Student Generated Projects: a Modified approach to Project Based Learning
There is a way for us to attract student interest and build culminating projects, while still addressing the standards, following our pacing guides, and preparing for upcoming assessments through student generated projects. The first time you introduce this approach make it a whole class process. As students get familiar with the process they can complete it in small groups, pairs, and even individually.
Begin with the standards, or set of standards, you would like students to master with their project. Then solicit ideas, posing the question “how can you demonstrate this standard(s)?” List all of the possible student-generated ways mastery can be demonstrated. Then, take a vote. Have students vote on the project they feel most connected to and inspired by. Keep in mind, as the facilitator of this student-generated project you must help students to see the process and the product, so continuously ask probing questions to flush out the main ideas behind the project.

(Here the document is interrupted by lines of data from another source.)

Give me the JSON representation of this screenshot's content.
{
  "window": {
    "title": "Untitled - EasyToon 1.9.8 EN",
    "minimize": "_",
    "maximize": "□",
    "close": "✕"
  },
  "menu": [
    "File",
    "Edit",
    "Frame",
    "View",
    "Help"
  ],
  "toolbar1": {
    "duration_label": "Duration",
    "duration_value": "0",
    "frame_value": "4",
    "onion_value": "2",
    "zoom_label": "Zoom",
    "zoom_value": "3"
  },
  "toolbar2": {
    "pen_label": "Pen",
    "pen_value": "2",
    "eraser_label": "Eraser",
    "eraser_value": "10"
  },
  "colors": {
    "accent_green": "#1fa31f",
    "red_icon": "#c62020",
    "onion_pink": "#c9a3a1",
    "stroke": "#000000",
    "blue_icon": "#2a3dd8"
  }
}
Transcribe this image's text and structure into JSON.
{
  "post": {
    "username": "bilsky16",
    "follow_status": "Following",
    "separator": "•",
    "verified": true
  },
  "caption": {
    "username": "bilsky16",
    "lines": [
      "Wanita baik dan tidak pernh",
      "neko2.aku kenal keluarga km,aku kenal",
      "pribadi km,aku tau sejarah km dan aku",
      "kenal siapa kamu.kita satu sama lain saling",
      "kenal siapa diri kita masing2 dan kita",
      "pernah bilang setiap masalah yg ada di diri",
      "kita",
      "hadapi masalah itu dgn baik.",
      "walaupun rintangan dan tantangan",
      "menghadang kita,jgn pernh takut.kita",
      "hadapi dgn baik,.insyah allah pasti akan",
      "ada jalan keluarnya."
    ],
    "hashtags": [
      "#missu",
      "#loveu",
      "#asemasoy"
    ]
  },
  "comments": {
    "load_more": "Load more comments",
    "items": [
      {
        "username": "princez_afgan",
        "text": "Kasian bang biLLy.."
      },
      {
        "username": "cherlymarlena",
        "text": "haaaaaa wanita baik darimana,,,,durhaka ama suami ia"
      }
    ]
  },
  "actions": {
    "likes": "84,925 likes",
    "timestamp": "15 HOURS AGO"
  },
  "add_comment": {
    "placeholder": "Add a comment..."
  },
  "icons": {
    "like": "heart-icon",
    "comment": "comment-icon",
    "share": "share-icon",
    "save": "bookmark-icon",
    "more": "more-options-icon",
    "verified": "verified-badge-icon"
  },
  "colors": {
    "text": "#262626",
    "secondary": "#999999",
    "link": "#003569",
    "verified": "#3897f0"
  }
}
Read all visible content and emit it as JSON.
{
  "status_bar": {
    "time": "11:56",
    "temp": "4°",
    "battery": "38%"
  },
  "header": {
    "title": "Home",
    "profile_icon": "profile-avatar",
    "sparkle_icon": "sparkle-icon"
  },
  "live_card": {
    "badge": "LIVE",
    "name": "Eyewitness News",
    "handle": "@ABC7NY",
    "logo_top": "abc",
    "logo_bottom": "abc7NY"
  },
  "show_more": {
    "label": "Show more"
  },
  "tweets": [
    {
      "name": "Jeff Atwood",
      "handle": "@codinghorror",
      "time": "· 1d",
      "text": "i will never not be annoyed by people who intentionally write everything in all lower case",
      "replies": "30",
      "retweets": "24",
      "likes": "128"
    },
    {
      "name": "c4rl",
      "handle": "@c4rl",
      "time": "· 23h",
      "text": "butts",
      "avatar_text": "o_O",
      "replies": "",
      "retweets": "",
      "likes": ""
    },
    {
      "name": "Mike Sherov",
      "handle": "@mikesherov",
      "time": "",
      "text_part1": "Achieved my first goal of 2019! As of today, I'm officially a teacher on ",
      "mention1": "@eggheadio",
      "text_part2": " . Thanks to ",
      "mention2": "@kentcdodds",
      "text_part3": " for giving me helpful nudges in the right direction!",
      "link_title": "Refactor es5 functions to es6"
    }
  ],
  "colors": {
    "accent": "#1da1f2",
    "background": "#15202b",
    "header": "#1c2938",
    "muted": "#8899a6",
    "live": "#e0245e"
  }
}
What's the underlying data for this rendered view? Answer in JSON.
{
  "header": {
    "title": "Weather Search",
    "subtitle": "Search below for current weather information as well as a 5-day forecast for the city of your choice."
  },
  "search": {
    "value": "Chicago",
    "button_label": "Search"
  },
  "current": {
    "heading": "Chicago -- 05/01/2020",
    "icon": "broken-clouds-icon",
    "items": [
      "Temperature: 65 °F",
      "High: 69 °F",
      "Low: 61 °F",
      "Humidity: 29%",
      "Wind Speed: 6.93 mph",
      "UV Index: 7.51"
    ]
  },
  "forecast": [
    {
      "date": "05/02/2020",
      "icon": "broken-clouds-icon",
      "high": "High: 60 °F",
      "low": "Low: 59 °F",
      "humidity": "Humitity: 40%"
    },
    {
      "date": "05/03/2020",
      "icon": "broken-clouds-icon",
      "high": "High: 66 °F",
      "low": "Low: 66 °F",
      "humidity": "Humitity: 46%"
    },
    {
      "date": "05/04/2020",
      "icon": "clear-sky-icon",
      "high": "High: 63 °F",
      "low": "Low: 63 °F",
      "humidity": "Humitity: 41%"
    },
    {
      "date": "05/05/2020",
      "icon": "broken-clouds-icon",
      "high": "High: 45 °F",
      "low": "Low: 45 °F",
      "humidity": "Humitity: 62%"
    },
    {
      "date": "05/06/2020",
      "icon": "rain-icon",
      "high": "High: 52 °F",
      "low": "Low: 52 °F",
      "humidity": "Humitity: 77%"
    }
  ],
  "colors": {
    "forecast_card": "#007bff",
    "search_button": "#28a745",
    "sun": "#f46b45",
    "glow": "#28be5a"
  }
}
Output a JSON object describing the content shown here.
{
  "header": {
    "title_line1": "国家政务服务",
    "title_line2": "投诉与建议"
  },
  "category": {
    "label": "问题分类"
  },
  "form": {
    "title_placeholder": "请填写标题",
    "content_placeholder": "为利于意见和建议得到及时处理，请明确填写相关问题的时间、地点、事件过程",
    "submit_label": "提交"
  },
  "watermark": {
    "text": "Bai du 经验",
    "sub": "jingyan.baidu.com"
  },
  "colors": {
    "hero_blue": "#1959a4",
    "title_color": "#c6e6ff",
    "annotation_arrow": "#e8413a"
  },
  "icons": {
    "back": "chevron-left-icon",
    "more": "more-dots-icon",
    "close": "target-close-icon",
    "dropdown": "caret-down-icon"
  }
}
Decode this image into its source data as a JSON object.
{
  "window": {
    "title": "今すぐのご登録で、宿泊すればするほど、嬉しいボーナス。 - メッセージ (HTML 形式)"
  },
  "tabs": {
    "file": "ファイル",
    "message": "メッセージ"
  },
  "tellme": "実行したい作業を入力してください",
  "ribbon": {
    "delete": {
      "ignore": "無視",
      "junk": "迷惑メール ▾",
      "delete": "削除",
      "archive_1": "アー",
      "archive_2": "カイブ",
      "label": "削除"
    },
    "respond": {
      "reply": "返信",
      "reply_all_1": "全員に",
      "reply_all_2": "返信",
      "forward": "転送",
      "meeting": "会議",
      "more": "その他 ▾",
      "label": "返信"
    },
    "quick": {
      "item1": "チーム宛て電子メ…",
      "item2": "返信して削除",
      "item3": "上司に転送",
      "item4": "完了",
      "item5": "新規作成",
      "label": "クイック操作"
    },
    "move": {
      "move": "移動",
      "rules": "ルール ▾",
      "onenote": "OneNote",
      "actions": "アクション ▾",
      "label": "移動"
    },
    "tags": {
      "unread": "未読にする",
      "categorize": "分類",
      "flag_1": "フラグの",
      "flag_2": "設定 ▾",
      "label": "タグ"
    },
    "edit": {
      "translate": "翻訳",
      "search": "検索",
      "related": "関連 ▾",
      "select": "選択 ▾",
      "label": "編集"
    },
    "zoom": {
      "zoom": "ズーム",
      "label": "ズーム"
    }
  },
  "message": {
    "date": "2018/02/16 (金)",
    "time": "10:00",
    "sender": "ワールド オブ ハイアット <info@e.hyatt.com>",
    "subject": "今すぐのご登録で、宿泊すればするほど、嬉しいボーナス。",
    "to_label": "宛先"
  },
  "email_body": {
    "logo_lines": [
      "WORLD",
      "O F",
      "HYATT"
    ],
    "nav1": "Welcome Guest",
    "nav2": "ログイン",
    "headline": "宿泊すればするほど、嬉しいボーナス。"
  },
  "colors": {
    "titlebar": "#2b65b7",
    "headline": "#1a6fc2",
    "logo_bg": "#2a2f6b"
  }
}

Once the class has settled on a final product for the project, have the students help to design the evaluation tool. How will this product be graded? What would an exemplary product look like? Then build the rubric. You could do this in a whole class setting, or determine the sections as a whole class and then jigsaw the rubric into groups to build the language for each section. Regardless of which approach you use, be sure to discuss how a rubric is designed and offer samples. Revise the rubric until the class agrees that the evaluation tool is valid and credible.
Now that students have generated the project and solidified the rubric, build the timeline. Similar to backwards planning, have students help to determine the milestones of the project and the time needed to complete each milestone. As the class helps to build the projected time, keep in mind the skills, strategies, techniques, and lessons that must be taught along the way so that you can embed adequate time for instruction.
With the bulk of the project planning complete, as a class take a look at other standards that may be addressed with this project. Inevitably there are some smaller foundational standards that will be met in order to progress through the milestones. These standards may be connected to the mini-lessons you teach along the way as represented in the timeline section above. Add these standards to the student-generated milestones and the rubric.
Ideally, since the students generated this project and had a say in everything from the product outcome, to the grading process, to the time commitment, they should have a larger investment then if the teacher generated the project alone. Help them to determine group size, and presentation methods. Then stand back and facilitate.
Get a copy of my Project Building and Rubric Creating Handouts here!
Next month we are closing out our Defining Engagement through STEAM series with a look at Authenticity as a means of engagement and a full recap of the entire series.
Typhani Harris is a dance educator and mentor teacher who has been on the boards of both the California Association for Health, Physical Education, Recreation, and Dance (CAHPERD) and California Dance Education Association (CDEA). Recently, she has made a cross-country move and is now an instructional coach in Brooklyn, New York. Having begun as a high school English teacher, it has been her mission to bring theory and research into the traditional dance class, and in 2009 she won the Music Center’s Bravo award for excellence in Arts Education. Typhani is currently on a mission to help teachers Stop Teaching and Start Reaching their students, check out the unTeacher Lab at stopteaching.org